What is expected » Print out the full listing, exactly.

------------------------------------------------------------------------

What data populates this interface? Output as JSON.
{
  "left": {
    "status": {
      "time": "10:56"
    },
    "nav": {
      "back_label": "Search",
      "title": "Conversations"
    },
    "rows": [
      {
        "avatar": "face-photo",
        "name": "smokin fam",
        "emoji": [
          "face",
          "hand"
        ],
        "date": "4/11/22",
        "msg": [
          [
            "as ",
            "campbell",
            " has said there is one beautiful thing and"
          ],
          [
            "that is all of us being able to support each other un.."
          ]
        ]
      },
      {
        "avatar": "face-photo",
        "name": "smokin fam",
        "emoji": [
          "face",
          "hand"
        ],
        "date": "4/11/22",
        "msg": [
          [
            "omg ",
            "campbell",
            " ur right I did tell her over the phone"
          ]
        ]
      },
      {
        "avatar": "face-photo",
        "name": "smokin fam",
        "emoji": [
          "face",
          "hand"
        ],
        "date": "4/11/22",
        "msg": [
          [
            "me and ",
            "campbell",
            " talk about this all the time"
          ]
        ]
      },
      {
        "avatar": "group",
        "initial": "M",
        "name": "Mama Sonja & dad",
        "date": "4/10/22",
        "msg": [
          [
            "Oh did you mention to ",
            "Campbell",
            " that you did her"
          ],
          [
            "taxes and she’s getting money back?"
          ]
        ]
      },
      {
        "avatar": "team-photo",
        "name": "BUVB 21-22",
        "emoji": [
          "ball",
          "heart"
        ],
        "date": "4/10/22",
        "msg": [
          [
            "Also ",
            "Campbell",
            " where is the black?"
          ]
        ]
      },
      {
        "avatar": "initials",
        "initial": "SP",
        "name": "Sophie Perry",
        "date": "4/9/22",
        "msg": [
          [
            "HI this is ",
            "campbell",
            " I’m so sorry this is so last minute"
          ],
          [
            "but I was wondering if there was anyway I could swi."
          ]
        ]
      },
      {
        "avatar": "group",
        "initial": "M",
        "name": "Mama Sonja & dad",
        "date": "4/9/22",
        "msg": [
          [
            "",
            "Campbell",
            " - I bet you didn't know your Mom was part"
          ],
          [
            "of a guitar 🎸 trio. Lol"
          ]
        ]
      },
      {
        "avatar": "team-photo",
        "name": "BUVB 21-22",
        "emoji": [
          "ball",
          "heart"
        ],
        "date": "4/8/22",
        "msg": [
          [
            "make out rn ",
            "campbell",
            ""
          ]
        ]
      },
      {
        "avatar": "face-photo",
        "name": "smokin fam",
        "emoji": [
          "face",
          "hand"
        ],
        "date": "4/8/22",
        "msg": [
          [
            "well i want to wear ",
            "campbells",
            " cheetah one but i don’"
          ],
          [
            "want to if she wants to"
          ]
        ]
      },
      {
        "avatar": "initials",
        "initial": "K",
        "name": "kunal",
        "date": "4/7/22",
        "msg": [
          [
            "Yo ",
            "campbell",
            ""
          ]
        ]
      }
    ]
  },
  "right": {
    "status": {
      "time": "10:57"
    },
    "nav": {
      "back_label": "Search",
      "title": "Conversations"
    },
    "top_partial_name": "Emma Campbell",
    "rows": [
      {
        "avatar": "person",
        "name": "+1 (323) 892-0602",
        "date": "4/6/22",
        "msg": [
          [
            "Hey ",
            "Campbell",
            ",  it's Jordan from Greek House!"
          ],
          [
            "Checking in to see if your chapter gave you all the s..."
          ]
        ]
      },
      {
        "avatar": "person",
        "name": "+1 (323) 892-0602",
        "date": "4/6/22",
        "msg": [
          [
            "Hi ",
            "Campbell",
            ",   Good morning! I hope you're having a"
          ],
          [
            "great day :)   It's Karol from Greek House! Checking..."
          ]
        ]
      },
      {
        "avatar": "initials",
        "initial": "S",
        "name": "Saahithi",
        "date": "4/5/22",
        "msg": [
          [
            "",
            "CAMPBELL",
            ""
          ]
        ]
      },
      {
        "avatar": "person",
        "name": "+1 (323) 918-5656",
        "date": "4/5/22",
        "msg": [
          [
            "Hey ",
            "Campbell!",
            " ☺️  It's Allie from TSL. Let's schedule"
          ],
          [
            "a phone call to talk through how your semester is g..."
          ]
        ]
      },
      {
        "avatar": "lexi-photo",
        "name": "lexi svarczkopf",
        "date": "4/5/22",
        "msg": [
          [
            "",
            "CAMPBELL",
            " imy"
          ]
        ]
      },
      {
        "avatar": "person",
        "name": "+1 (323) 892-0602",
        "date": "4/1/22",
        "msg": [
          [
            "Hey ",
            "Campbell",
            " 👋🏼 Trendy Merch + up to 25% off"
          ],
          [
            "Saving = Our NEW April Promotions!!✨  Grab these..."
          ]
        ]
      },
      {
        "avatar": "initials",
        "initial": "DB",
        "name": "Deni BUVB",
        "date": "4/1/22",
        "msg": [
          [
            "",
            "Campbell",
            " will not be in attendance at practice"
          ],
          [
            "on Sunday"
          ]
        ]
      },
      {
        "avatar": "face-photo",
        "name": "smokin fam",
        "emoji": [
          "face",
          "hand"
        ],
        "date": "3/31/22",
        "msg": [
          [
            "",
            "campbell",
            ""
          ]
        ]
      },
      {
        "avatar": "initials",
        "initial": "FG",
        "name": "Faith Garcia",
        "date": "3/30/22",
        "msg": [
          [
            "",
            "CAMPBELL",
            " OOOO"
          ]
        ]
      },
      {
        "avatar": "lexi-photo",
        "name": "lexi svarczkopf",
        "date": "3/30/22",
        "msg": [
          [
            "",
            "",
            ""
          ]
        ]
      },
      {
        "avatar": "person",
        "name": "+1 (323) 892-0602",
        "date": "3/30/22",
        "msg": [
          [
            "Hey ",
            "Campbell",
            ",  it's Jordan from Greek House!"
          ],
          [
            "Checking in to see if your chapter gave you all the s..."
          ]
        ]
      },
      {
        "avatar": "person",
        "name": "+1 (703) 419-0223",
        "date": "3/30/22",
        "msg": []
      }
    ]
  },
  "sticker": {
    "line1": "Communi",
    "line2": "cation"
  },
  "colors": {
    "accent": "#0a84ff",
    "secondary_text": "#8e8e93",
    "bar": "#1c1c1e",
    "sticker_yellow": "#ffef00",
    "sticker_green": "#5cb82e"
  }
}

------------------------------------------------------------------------

Output for this task »
What data populates this interface? Output as JSON.
{
  "left": {
    "status": {
      "time": "10:56"
    },
    "nav": {
      "back_label": "Search",
      "title": "Conversations"
    },
    "rows": [
      {
        "avatar": "face-photo",
        "name": "smokin fam",
        "emoji": [
          "face",
          "hand"
        ],
        "date": "4/11/22",
        "msg": [
          [
            "as ",
            "campbell",
            " has said there is one beautiful thing and"
          ],
          [
            "that is all of us being able to support each other un.."
          ]
        ]
      },
      {
        "avatar": "face-photo",
        "name": "smokin fam",
        "emoji": [
          "face",
          "hand"
        ],
        "date": "4/11/22",
        "msg": [
          [
            "omg ",
            "campbell",
            " ur right I did tell her over the phone"
          ]
        ]
      },
      {
        "avatar": "face-photo",
        "name": "smokin fam",
        "emoji": [
          "face",
          "hand"
        ],
        "date": "4/11/22",
        "msg": [
          [
            "me and ",
            "campbell",
            " talk about this all the time"
          ]
        ]
      },
      {
        "avatar": "group",
        "initial": "M",
        "name": "Mama Sonja & dad",
        "date": "4/10/22",
        "msg": [
          [
            "Oh did you mention to ",
            "Campbell",
            " that you did her"
          ],
          [
            "taxes and she’s getting money back?"
          ]
        ]
      },
      {
        "avatar": "team-photo",
        "name": "BUVB 21-22",
        "emoji": [
          "ball",
          "heart"
        ],
        "date": "4/10/22",
        "msg": [
          [
            "Also ",
            "Campbell",
            " where is the black?"
          ]
        ]
      },
      {
        "avatar": "initials",
        "initial": "SP",
        "name": "Sophie Perry",
        "date": "4/9/22",
        "msg": [
          [
            "HI this is ",
            "campbell",
            " I’m so sorry this is so last minute"
          ],
          [
            "but I was wondering if there was anyway I could swi."
          ]
        ]
      },
      {
        "avatar": "group",
        "initial": "M",
        "name": "Mama Sonja & dad",
        "date": "4/9/22",
        "msg": [
          [
            "",
            "Campbell",
            " - I bet you didn't know your Mom was part"
          ],
          [
            "of a guitar 🎸 trio. Lol"
          ]
        ]
      },
      {
        "avatar": "team-photo",
        "name": "BUVB 21-22",
        "emoji": [
          "ball",
          "heart"
        ],
        "date": "4/8/22",
        "msg": [
          [
            "make out rn ",
            "campbell",
            ""
          ]
        ]
      },
      {
        "avatar": "face-photo",
        "name": "smokin fam",
        "emoji": [
          "face",
          "hand"
        ],
        "date": "4/8/22",
        "msg": [
          [
            "well i want to wear ",
            "campbells",
            " cheetah one but i don’"
          ],
          [
            "want to if she wants to"
          ]
        ]
      },
      {
        "avatar": "initials",
        "initial": "K",
        "name": "kunal",
        "date": "4/7/22",
        "msg": [
          [
            "Yo ",
            "campbell",
            ""
          ]
        ]
      }
    ]
  },
  "right": {
    "status": {
      "time": "10:57"
    },
    "nav": {
      "back_label": "Search",
      "title": "Conversations"
    },
    "top_partial_name": "Emma Campbell",
    "rows": [
      {
        "avatar": "person",
        "name": "+1 (323) 892-0602",
        "date": "4/6/22",
        "msg": [
          [
            "Hey ",
            "Campbell",
            ",  it's Jordan from Greek House!"
          ],
          [
            "Checking in to see if your chapter gave you all the s..."
          ]
        ]
      },
      {
        "avatar": "person",
        "name": "+1 (323) 892-0602",
        "date": "4/6/22",
        "msg": [
          [
            "Hi ",
            "Campbell",
            ",   Good morning! I hope you're having a"
          ],
          [
            "great day :)   It's Karol from Greek House! Checking..."
          ]
        ]
      },
      {
        "avatar": "initials",
        "initial": "S",
        "name": "Saahithi",
        "date": "4/5/22",
        "msg": [
          [
            "",
            "CAMPBELL",
            ""
          ]
        ]
      },
      {
        "avatar": "person",
        "name": "+1 (323) 918-5656",
        "date": "4/5/22",
        "msg": [
          [
            "Hey ",
            "Campbell!",
            " ☺️  It's Allie from TSL. Let's schedule"
          ],
          [
            "a phone call to talk through how your semester is g..."
          ]
        ]
      },
      {
        "avatar": "lexi-photo",
        "name": "lexi svarczkopf",
        "date": "4/5/22",
        "msg": [
          [
            "",
            "CAMPBELL",
            " imy"
          ]
        ]
      },
      {
        "avatar": "person",
        "name": "+1 (323) 892-0602",
        "date": "4/1/22",
        "msg": [
          [
            "Hey ",
            "Campbell",
            " 👋🏼 Trendy Merch + up to 25% off"
          ],
          [
            "Saving = Our NEW April Promotions!!✨  Grab these..."
          ]
        ]
      },
      {
        "avatar": "initials",
        "initial": "DB",
        "name": "Deni BUVB",
        "date": "4/1/22",
        "msg": [
          [
            "",
            "Campbell",
            " will not be in attendance at practice"
          ],
          [
            "on Sunday"
          ]
        ]
      },
      {
        "avatar": "face-photo",
        "name": "smokin fam",
        "emoji": [
          "face",
          "hand"
        ],
        "date": "3/31/22",
        "msg": [
          [
            "",
            "campbell",
            ""
          ]
        ]
      },
      {
        "avatar": "initials",
        "initial": "FG",
        "name": "Faith Garcia",
        "date": "3/30/22",
        "msg": [
          [
            "",
            "CAMPBELL",
            " OOOO"
          ]
        ]
      },
      {
        "avatar": "lexi-photo",
        "name": "lexi svarczkopf",
        "date": "3/30/22",
        "msg": [
          [
            "",
            "",
            ""
          ]
        ]
      },
      {
        "avatar": "person",
        "name": "+1 (323) 892-0602",
        "date": "3/30/22",
        "msg": [
          [
            "Hey ",
            "Campbell",
            ",  it's Jordan from Greek House!"
          ],
          [
            "Checking in to see if your chapter gave you all the s..."
          ]
        ]
      },
      {
        "avatar": "person",
        "name": "+1 (703) 419-0223",
        "date": "3/30/22",
        "msg": []
      }
    ]
  },
  "sticker": {
    "line1": "Communi",
    "line2": "cation"
  },
  "colors": {
    "accent": "#0a84ff",
    "secondary_text": "#8e8e93",
    "bar": "#1c1c1e",
    "sticker_yellow": "#ffef00",
    "sticker_green": "#5cb82e"
  }
}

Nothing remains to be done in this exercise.